Among the lines below, which ones contain the word "pointer"? Copy every such line.

══════

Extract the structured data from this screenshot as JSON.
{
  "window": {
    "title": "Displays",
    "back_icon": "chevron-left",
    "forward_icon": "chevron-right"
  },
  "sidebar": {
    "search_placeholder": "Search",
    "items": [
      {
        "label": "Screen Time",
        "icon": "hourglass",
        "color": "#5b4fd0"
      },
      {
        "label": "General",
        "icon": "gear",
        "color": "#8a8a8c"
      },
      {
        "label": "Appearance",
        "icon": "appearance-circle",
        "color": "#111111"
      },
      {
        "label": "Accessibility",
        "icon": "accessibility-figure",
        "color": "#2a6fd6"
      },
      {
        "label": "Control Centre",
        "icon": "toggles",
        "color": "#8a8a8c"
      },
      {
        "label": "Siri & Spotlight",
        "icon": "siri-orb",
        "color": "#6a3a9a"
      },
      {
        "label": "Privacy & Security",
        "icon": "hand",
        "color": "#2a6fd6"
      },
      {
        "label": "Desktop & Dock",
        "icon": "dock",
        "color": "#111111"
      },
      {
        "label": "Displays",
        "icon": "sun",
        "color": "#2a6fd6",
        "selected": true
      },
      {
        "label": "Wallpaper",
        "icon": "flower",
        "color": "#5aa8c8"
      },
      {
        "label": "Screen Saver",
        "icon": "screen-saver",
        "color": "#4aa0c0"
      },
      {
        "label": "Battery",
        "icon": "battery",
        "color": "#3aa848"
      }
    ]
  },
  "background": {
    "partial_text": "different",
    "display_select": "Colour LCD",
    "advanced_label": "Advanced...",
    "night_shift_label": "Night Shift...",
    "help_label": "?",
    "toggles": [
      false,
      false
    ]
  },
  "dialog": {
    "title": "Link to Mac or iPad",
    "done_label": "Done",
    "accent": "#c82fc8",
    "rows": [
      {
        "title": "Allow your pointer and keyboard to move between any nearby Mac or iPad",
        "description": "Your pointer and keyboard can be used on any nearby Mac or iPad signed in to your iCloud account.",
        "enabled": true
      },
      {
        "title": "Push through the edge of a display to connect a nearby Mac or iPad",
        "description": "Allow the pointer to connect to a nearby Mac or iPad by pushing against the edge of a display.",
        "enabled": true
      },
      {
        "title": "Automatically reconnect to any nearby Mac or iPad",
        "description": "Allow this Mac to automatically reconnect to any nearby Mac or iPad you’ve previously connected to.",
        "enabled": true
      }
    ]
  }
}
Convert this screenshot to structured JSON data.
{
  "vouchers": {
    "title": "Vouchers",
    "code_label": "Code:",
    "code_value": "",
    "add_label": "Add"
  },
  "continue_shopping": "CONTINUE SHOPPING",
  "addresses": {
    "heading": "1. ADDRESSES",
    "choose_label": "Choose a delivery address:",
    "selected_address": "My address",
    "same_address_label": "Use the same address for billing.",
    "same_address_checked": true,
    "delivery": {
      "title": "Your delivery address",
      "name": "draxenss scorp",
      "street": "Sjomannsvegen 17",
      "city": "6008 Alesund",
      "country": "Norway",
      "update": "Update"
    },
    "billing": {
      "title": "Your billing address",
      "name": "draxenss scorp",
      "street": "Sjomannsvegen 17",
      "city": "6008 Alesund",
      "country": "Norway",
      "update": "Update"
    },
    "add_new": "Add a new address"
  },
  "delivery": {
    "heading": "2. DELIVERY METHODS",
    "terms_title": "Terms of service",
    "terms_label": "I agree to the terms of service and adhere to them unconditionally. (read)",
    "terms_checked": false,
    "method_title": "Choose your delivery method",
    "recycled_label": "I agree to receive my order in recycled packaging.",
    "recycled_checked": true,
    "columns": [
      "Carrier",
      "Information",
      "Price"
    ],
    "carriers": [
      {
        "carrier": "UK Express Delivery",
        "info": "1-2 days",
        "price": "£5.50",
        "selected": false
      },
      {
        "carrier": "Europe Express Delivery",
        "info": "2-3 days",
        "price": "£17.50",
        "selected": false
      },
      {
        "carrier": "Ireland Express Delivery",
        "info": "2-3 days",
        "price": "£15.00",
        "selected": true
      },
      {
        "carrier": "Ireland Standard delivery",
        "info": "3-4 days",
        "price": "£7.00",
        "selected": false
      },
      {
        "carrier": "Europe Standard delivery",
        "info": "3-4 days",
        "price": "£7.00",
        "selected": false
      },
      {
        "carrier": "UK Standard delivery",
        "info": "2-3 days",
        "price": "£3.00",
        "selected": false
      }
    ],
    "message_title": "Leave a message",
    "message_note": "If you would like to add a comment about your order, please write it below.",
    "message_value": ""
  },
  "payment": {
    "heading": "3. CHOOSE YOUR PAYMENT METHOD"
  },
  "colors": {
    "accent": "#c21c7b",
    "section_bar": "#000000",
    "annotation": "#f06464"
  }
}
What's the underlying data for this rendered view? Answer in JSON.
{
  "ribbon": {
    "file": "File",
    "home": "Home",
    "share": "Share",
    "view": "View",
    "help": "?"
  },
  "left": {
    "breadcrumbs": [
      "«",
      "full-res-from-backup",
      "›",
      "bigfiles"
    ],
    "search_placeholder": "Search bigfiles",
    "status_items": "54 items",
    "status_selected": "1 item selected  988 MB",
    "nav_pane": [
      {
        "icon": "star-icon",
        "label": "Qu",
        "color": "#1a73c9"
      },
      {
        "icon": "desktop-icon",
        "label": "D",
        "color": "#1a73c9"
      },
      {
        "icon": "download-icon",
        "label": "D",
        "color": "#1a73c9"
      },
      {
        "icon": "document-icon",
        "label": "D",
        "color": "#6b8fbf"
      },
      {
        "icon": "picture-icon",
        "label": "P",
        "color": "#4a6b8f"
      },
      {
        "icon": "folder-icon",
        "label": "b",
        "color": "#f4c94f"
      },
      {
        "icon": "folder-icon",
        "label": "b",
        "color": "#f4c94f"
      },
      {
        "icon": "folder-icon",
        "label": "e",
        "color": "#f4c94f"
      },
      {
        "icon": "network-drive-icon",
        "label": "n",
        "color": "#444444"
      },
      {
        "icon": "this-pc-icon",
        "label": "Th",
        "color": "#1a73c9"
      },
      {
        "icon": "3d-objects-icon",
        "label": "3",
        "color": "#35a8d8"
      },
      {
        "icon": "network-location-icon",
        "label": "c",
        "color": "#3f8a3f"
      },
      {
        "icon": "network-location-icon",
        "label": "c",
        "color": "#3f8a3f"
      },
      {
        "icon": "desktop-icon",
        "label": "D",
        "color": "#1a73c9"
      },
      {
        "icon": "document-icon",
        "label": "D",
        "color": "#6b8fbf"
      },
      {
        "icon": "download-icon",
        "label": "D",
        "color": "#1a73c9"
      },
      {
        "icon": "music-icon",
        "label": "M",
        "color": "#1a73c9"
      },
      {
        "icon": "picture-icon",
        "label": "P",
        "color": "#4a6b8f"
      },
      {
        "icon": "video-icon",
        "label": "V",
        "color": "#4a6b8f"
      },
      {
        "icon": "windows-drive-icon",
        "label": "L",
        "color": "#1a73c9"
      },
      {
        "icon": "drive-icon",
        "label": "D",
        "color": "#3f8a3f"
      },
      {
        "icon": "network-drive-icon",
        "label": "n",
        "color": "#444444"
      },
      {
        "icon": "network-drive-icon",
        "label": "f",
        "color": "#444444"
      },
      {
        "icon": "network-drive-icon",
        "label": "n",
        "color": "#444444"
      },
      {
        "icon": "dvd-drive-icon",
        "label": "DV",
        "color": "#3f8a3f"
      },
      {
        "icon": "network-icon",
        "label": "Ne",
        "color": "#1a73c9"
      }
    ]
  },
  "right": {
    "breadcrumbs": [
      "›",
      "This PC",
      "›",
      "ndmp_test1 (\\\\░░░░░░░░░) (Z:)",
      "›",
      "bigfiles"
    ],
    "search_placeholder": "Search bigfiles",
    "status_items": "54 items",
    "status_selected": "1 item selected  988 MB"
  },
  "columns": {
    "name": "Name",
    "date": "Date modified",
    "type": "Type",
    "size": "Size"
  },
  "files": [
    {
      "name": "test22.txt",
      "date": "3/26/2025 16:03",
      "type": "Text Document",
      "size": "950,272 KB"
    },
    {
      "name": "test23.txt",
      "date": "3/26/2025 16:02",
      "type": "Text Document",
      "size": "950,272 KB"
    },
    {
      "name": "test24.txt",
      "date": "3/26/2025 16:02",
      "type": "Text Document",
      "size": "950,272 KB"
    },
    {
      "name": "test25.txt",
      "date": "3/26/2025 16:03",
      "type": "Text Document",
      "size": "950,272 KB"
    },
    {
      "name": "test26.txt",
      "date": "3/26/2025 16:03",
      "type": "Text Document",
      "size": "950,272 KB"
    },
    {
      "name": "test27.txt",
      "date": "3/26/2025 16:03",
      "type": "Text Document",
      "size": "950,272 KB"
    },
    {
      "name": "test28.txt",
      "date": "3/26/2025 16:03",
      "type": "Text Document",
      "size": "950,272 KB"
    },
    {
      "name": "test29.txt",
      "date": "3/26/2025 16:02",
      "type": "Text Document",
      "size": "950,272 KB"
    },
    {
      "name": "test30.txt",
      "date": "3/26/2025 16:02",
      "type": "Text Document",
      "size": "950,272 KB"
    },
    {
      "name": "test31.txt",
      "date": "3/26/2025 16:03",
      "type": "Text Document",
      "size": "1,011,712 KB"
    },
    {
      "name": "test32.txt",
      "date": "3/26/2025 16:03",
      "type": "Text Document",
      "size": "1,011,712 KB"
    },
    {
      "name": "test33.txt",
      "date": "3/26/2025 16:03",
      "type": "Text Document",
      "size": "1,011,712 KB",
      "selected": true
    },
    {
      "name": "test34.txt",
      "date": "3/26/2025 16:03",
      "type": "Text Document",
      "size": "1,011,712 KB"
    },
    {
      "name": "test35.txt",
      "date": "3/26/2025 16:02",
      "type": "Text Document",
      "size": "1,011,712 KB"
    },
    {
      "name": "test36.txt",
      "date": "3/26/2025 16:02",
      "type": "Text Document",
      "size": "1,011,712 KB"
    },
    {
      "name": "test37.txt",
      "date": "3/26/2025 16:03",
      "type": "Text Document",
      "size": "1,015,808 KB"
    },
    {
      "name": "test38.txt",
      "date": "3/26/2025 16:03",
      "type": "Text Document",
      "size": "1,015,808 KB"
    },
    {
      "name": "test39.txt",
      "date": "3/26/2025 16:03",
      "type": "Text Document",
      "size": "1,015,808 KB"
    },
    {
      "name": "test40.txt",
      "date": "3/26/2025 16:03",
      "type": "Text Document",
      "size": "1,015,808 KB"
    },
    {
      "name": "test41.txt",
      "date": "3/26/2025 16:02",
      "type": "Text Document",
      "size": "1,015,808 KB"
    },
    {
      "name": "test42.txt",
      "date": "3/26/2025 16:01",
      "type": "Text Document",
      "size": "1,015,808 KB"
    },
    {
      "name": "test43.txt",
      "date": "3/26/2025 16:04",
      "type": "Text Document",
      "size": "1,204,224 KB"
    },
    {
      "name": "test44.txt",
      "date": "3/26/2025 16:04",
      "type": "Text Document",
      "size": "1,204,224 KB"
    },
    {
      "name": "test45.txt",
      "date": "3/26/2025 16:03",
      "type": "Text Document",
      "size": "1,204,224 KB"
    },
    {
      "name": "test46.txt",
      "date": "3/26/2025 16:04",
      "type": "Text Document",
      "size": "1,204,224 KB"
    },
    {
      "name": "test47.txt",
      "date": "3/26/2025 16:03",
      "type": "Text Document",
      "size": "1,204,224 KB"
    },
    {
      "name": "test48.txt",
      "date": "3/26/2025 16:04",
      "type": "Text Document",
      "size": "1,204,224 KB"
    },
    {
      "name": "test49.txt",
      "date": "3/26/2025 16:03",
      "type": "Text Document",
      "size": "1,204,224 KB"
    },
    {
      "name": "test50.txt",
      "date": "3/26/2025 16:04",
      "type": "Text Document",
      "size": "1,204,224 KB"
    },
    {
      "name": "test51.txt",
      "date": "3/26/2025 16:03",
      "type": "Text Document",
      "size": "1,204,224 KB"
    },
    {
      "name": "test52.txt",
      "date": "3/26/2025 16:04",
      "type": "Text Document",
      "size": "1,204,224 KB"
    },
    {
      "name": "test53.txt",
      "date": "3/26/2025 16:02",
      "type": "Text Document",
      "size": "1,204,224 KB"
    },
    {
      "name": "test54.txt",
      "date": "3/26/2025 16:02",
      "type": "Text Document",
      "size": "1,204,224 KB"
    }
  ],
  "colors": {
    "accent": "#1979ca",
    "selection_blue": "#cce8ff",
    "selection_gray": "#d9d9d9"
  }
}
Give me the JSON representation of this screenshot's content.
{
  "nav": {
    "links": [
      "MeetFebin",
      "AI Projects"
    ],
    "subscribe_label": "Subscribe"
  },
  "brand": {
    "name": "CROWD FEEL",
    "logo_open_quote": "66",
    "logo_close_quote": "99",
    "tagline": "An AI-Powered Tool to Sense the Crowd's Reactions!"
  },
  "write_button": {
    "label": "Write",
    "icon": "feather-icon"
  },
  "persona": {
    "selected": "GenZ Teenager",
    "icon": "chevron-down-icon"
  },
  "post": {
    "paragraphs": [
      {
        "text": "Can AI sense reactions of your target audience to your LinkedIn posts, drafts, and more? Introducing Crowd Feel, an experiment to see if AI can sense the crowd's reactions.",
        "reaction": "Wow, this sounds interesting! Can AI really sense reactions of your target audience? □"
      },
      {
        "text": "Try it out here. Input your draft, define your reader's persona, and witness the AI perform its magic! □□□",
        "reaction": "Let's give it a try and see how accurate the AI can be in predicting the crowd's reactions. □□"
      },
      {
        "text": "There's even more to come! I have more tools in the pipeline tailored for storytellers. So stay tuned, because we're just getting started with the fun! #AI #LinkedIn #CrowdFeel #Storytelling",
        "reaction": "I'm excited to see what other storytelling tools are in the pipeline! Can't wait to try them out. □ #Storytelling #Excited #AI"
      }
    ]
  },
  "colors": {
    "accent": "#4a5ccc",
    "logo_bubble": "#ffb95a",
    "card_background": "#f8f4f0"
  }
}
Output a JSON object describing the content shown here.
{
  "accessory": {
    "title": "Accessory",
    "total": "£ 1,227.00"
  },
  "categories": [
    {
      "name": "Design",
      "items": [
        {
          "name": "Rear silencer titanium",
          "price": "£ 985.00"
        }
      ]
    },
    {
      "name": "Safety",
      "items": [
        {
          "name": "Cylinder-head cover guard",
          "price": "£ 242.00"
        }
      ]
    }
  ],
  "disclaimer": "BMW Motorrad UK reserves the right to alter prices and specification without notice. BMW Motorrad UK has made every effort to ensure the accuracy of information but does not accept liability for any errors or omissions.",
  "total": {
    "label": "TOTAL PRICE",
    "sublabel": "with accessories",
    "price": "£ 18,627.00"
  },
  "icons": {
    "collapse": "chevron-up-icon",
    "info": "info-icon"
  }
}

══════

» **SOLUTION FOR THIS TASK**:
        "title": "Allow your pointer and keyboard to move between any nearby Mac or iPad",
        "description": "Your pointer and keyboard can be used on any nearby Mac or iPad signed in to your iCloud account.",
        "description": "Allow the pointer to connect to a nearby Mac or iPad by pushing against the edge of a display.",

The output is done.